ULA’s final mission using a Delta 4-Medium rocket, which is powered by a single first stage booster core, lifted off at 9:06 a.m. EDT (1306 GMT) Thursday from Cape Canaveral’s Complex 37 launch pad.

The core stage’s RS-68A main engine, made by Aerojet Rocketdyne, ignited in a ball of fire five seconds before liftoff and throttled up for a computer-controlled health check. Moments later, twin Northrop Grumman-built solid rocket motors flashed to life and three swing arms quickly moved out of the way as the 207-foot-tall (63-meter) Delta 4 climbed away from pad 37 and headed northeast over the Atlantic Ocean with more than 1.2 million pounds of thrust.

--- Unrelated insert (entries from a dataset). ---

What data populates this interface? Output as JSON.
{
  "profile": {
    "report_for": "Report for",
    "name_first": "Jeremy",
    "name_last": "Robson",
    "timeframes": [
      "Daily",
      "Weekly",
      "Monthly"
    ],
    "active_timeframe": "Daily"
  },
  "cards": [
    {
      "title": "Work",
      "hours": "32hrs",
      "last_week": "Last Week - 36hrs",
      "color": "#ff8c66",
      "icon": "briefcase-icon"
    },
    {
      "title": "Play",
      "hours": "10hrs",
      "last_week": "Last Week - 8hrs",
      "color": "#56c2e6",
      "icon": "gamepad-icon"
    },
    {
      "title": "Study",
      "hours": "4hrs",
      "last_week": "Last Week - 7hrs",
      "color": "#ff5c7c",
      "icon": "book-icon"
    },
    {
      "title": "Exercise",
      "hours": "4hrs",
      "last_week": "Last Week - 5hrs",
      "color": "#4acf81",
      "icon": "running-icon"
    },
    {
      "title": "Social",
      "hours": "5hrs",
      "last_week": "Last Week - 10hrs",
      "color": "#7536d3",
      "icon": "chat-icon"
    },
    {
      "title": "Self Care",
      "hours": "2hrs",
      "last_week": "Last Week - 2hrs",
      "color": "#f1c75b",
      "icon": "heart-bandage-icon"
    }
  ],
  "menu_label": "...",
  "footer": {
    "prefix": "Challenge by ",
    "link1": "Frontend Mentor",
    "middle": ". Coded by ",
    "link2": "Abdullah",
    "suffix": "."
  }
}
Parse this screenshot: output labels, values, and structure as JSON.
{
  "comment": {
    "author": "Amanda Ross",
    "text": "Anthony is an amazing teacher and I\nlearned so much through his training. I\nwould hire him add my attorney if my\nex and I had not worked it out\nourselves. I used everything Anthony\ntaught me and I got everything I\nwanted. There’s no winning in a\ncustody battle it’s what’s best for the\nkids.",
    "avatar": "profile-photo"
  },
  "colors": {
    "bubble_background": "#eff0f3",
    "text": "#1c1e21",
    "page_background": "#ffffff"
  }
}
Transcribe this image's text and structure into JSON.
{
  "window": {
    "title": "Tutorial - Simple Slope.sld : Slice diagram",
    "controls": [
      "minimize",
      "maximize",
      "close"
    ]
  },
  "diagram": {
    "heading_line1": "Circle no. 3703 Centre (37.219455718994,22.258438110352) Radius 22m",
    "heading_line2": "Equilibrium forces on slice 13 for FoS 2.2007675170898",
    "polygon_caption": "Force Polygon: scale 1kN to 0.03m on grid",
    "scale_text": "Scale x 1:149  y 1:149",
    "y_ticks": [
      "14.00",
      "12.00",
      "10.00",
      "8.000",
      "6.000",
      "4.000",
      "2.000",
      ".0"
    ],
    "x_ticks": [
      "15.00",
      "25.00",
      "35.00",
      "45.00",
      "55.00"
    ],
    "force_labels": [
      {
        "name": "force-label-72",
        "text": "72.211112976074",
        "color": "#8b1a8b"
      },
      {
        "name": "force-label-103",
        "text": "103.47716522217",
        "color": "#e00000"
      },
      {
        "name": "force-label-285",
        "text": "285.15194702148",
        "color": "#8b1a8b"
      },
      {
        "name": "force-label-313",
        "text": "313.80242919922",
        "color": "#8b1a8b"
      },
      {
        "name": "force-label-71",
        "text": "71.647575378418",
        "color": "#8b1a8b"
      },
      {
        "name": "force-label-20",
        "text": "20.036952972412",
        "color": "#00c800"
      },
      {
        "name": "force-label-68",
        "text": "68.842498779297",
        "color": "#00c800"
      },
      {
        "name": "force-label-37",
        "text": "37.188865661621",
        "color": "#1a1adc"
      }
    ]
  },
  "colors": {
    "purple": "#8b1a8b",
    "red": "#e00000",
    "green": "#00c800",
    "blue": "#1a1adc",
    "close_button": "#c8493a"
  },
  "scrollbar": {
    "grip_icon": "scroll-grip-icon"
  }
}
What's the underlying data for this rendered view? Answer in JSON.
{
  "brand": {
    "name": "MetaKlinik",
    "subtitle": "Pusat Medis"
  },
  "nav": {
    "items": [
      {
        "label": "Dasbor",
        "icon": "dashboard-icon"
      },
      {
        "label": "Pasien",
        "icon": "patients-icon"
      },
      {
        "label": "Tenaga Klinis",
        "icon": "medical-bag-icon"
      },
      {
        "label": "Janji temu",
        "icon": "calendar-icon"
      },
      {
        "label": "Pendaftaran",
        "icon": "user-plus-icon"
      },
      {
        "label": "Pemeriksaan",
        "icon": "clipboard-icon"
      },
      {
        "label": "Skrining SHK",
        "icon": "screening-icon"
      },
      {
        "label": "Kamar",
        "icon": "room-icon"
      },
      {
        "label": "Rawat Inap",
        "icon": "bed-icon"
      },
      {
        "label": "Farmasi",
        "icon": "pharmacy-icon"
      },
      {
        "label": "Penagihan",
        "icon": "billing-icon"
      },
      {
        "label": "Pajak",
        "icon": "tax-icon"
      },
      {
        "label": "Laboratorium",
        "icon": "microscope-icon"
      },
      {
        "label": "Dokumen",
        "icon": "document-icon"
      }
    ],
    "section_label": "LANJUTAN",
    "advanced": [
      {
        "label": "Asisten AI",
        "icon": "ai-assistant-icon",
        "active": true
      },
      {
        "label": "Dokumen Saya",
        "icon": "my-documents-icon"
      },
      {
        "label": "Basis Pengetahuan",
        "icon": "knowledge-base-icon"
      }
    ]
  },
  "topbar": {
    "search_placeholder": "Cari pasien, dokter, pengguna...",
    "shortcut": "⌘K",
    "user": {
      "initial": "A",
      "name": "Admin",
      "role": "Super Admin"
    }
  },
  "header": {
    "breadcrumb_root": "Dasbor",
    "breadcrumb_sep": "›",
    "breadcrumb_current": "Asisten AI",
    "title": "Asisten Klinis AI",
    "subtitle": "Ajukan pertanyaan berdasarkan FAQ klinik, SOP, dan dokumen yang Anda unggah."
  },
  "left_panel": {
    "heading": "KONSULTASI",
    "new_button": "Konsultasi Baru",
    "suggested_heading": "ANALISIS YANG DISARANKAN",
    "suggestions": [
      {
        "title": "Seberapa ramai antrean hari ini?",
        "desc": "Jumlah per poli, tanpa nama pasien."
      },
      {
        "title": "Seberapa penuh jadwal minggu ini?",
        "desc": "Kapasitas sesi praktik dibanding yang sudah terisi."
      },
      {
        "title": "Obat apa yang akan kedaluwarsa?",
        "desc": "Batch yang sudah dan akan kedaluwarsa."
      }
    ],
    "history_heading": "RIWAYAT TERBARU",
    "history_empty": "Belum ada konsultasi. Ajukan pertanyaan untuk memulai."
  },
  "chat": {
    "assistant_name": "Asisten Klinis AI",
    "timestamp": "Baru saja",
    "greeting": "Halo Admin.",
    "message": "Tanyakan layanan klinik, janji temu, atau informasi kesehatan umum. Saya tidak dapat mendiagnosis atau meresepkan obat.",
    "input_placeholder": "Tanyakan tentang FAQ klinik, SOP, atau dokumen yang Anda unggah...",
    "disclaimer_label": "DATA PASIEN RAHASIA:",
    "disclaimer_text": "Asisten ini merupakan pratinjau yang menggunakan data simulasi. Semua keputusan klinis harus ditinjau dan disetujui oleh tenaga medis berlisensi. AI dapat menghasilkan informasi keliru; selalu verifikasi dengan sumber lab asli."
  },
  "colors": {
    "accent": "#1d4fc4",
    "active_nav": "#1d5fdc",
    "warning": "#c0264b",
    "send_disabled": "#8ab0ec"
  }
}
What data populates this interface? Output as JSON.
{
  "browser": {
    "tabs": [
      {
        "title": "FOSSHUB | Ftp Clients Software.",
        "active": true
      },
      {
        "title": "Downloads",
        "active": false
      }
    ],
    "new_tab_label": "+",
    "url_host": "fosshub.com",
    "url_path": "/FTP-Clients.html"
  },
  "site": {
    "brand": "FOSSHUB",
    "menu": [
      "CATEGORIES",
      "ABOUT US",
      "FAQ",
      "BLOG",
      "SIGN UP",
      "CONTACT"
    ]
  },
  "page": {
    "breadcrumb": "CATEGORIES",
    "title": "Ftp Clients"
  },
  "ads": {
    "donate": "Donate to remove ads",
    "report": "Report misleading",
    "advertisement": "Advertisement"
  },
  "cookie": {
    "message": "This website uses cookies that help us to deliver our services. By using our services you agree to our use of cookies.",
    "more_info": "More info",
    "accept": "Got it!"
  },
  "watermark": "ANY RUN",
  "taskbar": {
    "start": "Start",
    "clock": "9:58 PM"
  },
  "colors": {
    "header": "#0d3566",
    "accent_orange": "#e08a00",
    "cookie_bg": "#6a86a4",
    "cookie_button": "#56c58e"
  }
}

Less than two hours later, after a pair of on-target burns by the Delta 4’s second stage RL10 engine, the launcher deployed the U.S. Air Force’s 8,170-pound (3,705-kilogram) GPS 3 SV02 spacecraft into an elliptical transfer orbit stretching more than 12,500 miles (nearly 20,200 kilometers) above Earth.

With the successful conclusion of Thursday’s mission, the Delta 4-Medium rocket family retired with an unblemished record over 29 launches since the first Delta 4 flight Nov. 20, 2002.
ULA is phasing out the Delta 4-Medium as the company faces stiff competition from SpaceX for U.S. military launch contracts. The new Vulcan Centaur rocket, set for an inaugural launch in 2021, will be less expensive than than the Atlas and Delta rockets it will replace, according to ULA.

Photos taken from LC-39 Observation Gantry - a distance of 5.5 miles.